Foreclosure-related activity in the area increased by 50 percent, according to a year-to-year comparison by California-based RealtyTrac.
Last month, foreclosure actions were taken against 143 local properties, giving Santa Fe County the highest foreclosure rate in New Mexico. One of every 452 homes in the county received a foreclosure-related notice.
That was higher than in Sandoval County, where the ratio was one out of every 539 homes, and Bernalillo County, which had a rate of one out of every 551 homes. Statewide, one out of every 894 homes in New Mexico received a foreclosure-related notice.
In October 2010, Santa Fe had 95 foreclosure filings. In October 2009, there were 94 filings. In October 2008, only 12.
The low, thus far, in 2011 was 60 foreclosure-related actions in March.

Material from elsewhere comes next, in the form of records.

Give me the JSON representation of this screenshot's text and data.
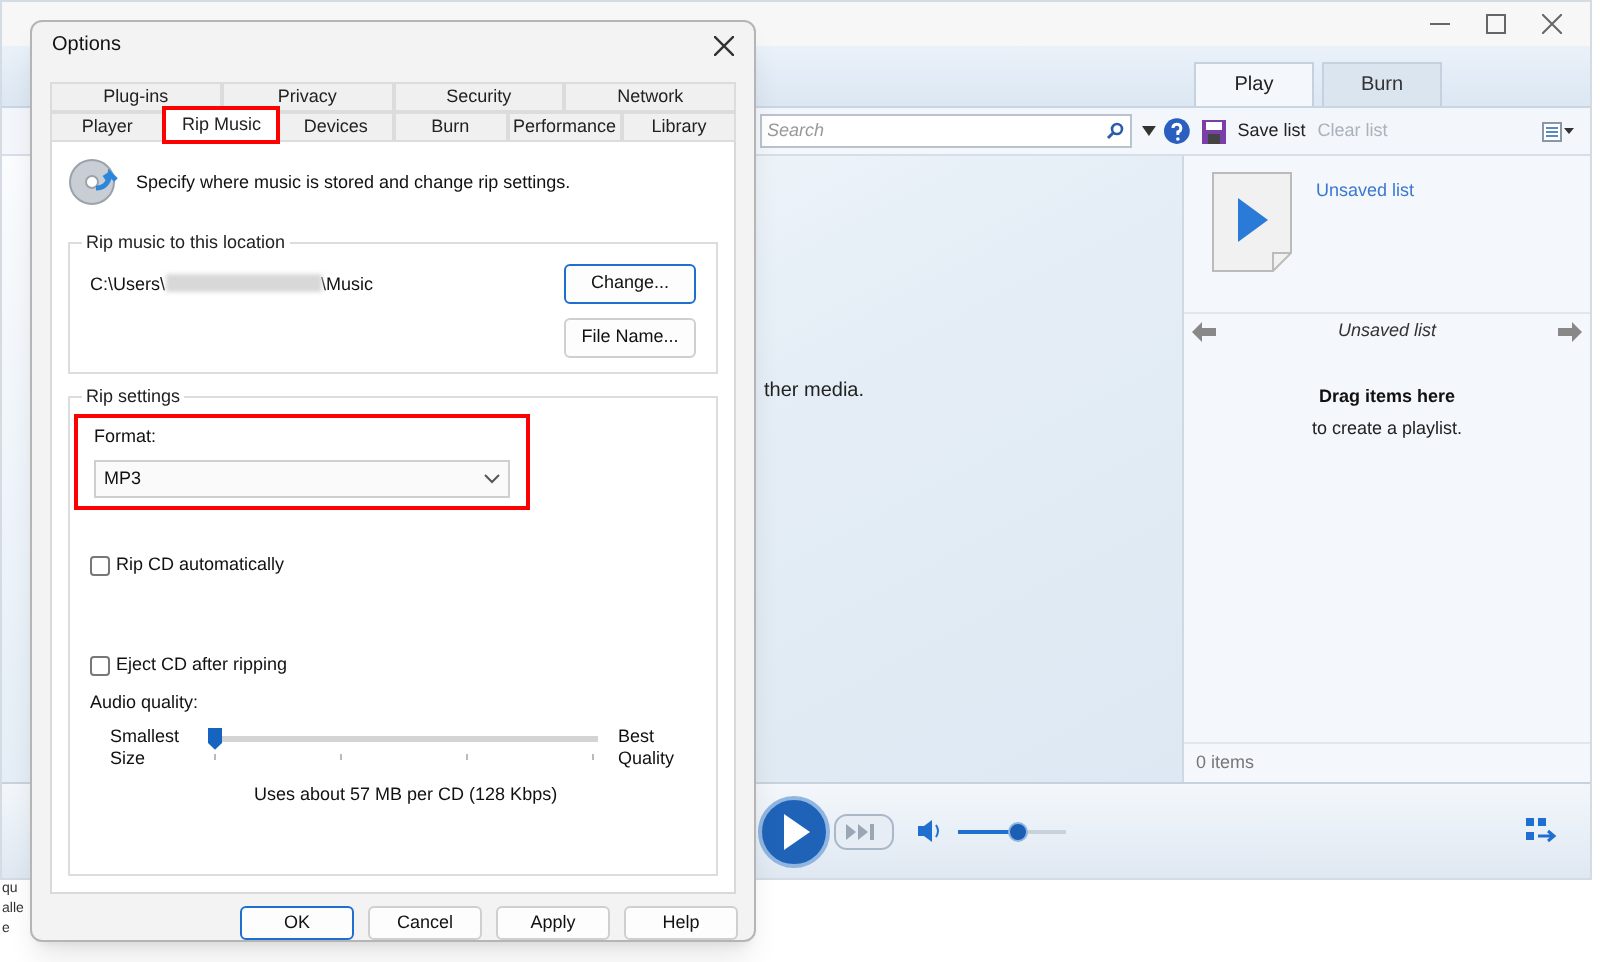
{
  "player": {
    "tabs": [
      {
        "label": "Play",
        "selected": true
      },
      {
        "label": "Burn",
        "selected": false
      }
    ],
    "search": {
      "placeholder": "Search"
    },
    "toolbar": [
      {
        "label": "Save list",
        "disabled": false
      },
      {
        "label": "Clear list",
        "disabled": true
      }
    ],
    "content_text": "ther media.",
    "playlist": {
      "name_link": "Unsaved list",
      "title": "Unsaved list",
      "hint_bold": "Drag items here",
      "hint": "to create a playlist.",
      "count": "0 items"
    },
    "volume": {
      "level": 0.55
    },
    "fragments": [
      "qu",
      "alle",
      "e"
    ]
  },
  "dialog": {
    "title": "Options",
    "tab_rows": [
      [
        {
          "label": "Plug-ins",
          "selected": false,
          "annotated": false
        },
        {
          "label": "Privacy",
          "selected": false,
          "annotated": false
        },
        {
          "label": "Security",
          "selected": false,
          "annotated": false
        },
        {
          "label": "Network",
          "selected": false,
          "annotated": false
        }
      ],
      [
        {
          "label": "Player",
          "selected": false,
          "annotated": false
        },
        {
          "label": "Rip Music",
          "selected": true,
          "annotated": true
        },
        {
          "label": "Devices",
          "selected": false,
          "annotated": false
        },
        {
          "label": "Burn",
          "selected": false,
          "annotated": false
        },
        {
          "label": "Performance",
          "selected": false,
          "annotated": false
        },
        {
          "label": "Library",
          "selected": false,
          "annotated": false
        }
      ]
    ],
    "description": "Specify where music is stored and change rip settings.",
    "location": {
      "group": "Rip music to this location",
      "path_start": "C:\\Users\\",
      "path_end": "\\Music",
      "buttons": [
        "Change...",
        "File Name..."
      ]
    },
    "rip_settings": {
      "group": "Rip settings",
      "format": {
        "label": "Format:",
        "value": "MP3",
        "annotated": true
      },
      "checkboxes": [
        {
          "label": "Rip CD automatically",
          "checked": false
        },
        {
          "label": "Eject CD after ripping",
          "checked": false
        }
      ],
      "quality": {
        "label": "Audio quality:",
        "min_label": "Smallest Size",
        "max_label": "Best Quality",
        "level": 0,
        "reading": "Uses about 57 MB per CD (128 Kbps)"
      }
    },
    "buttons": [
      {
        "label": "OK",
        "default": true
      },
      {
        "label": "Cancel",
        "default": false
      },
      {
        "label": "Apply",
        "default": false
      },
      {
        "label": "Help",
        "default": false
      }
    ]
  }
}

Bank repossessions, which happen at the end of the foreclosure process, jumped dramatically in September this year, with 123 homes taken over. On average, there were 18 repossessions a month over the rest of 2011.

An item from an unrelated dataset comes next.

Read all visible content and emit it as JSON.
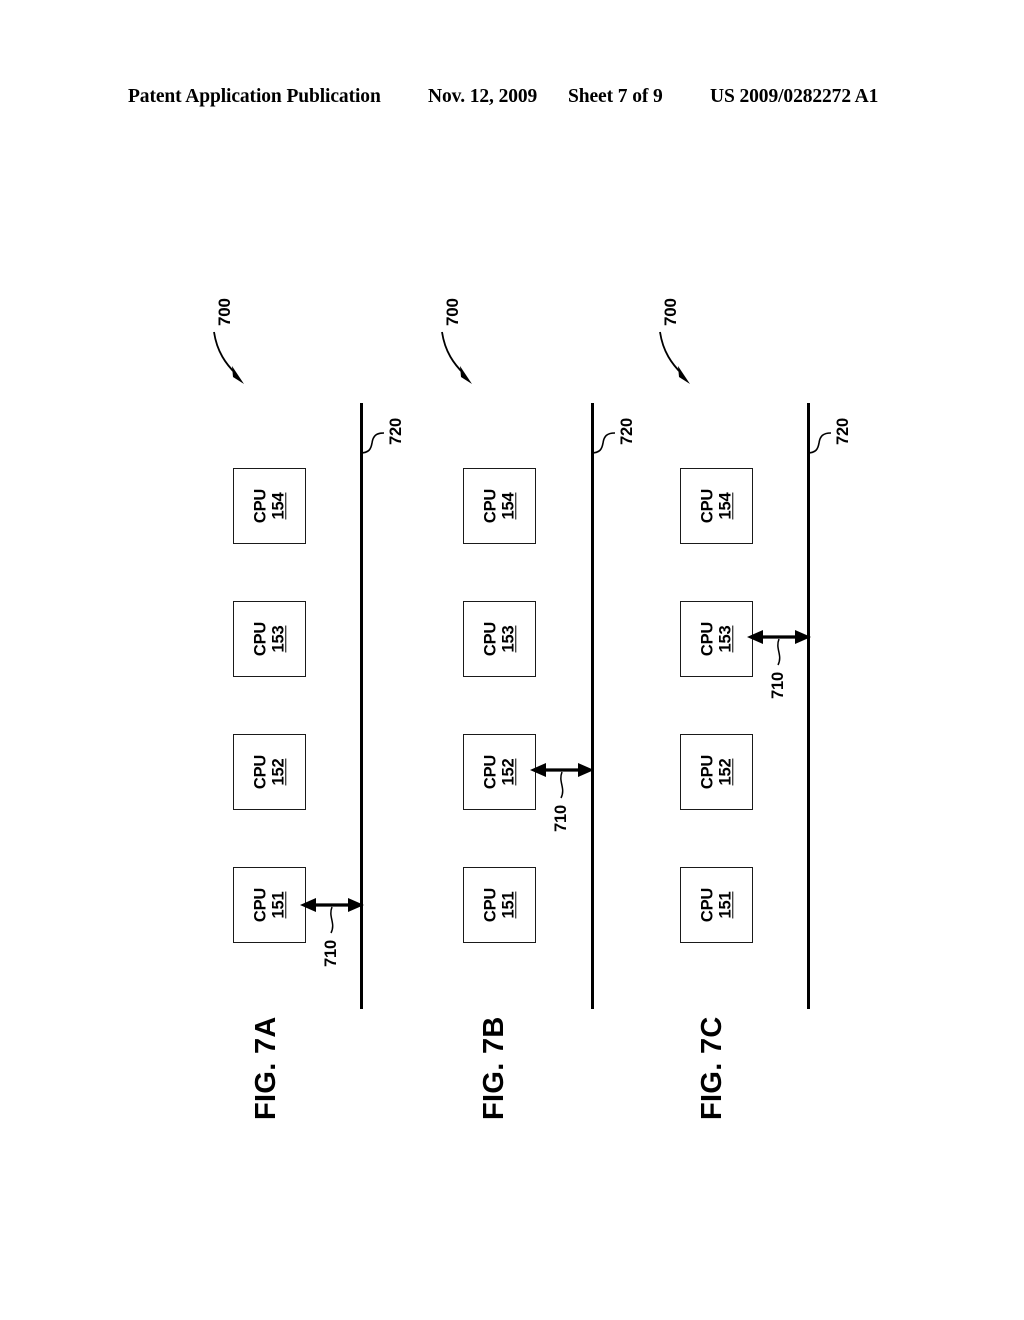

“The October foreclosure numbers continue to show strong signs that foreclosure activity is coming out of the rain delay we’ve been in for the past year as lenders corrected foreclosure paperwork and processing problems,” said RealtyTrac CEO James Saccacio in a statement on the company’s latest report.
Foreclosure actions slowed in late 2010 with the robo-signing bank scandal, which centered around banks and other mortgage holders mass-producing foreclosure actions with little or no legal oversight.

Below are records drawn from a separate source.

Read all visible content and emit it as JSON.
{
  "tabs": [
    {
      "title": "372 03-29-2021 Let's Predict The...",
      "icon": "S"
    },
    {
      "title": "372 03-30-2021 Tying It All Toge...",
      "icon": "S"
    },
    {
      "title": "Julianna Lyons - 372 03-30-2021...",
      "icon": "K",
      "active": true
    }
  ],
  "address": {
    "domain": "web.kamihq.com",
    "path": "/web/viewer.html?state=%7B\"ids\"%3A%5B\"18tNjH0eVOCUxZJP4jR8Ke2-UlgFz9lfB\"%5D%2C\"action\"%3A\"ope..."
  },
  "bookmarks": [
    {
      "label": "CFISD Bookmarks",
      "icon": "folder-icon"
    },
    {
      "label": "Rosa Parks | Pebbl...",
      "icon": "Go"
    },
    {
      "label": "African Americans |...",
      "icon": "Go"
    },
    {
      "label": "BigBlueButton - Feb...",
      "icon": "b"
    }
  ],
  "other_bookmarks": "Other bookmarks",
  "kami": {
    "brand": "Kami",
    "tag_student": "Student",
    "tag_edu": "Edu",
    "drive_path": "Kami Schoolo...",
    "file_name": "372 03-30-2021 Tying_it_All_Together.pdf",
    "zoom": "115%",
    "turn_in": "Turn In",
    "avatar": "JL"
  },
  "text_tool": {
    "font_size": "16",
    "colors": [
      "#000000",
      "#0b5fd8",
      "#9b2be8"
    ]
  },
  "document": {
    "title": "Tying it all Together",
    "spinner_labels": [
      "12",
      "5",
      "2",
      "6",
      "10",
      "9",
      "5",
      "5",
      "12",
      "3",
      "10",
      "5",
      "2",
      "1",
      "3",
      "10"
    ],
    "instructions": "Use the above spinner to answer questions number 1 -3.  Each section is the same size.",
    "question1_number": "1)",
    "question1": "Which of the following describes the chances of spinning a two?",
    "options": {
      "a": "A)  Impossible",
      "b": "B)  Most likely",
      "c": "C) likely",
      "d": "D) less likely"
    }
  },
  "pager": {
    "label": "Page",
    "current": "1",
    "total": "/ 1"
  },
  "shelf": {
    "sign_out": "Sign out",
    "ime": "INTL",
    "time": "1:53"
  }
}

Locally, several Realtors said the problem could be a lot worse for Santa Fe.
“Considering the state’s economy, that’s not so bad really,” Realtor Tony Atwell of Sotheby’s said of the statistics.
Santa Fe may be a little worse off compared to other areas of New Mexico, but the situation isn’t as bad as places like California, Florida and Arizona, he added.
JoAnne Vigil Copper, president of the Santa Fe Association of Realtors, speculated that banks are releasing more foreclosures into the market right now.
“It may just be circumstantial,” she said. “We do know that these foreclosures are coming on the market because banks were holding some back because of the robo signing. It may be just the product of these being released now.”
People on both the high and low ends of the home building spectrum may have overextended themselves, Vigil Coppler added.
Peter Kahn, a Realtor with Santa Fe Properties who has experience with distressed properties, said the problem varies across the city’s neighborhoods.
Most of Santa Fe’s east side is stable right now, he said. The Aldea area had a relatively large number of bank-owned properties about a year ago, but “they’re all gone mostly,” he said. South Santa Fe properties valued at under $250,000 have been hit hard, and there are also nearly a dozen distressed properties in the upscale Las Campanas subdivision, Kahn said.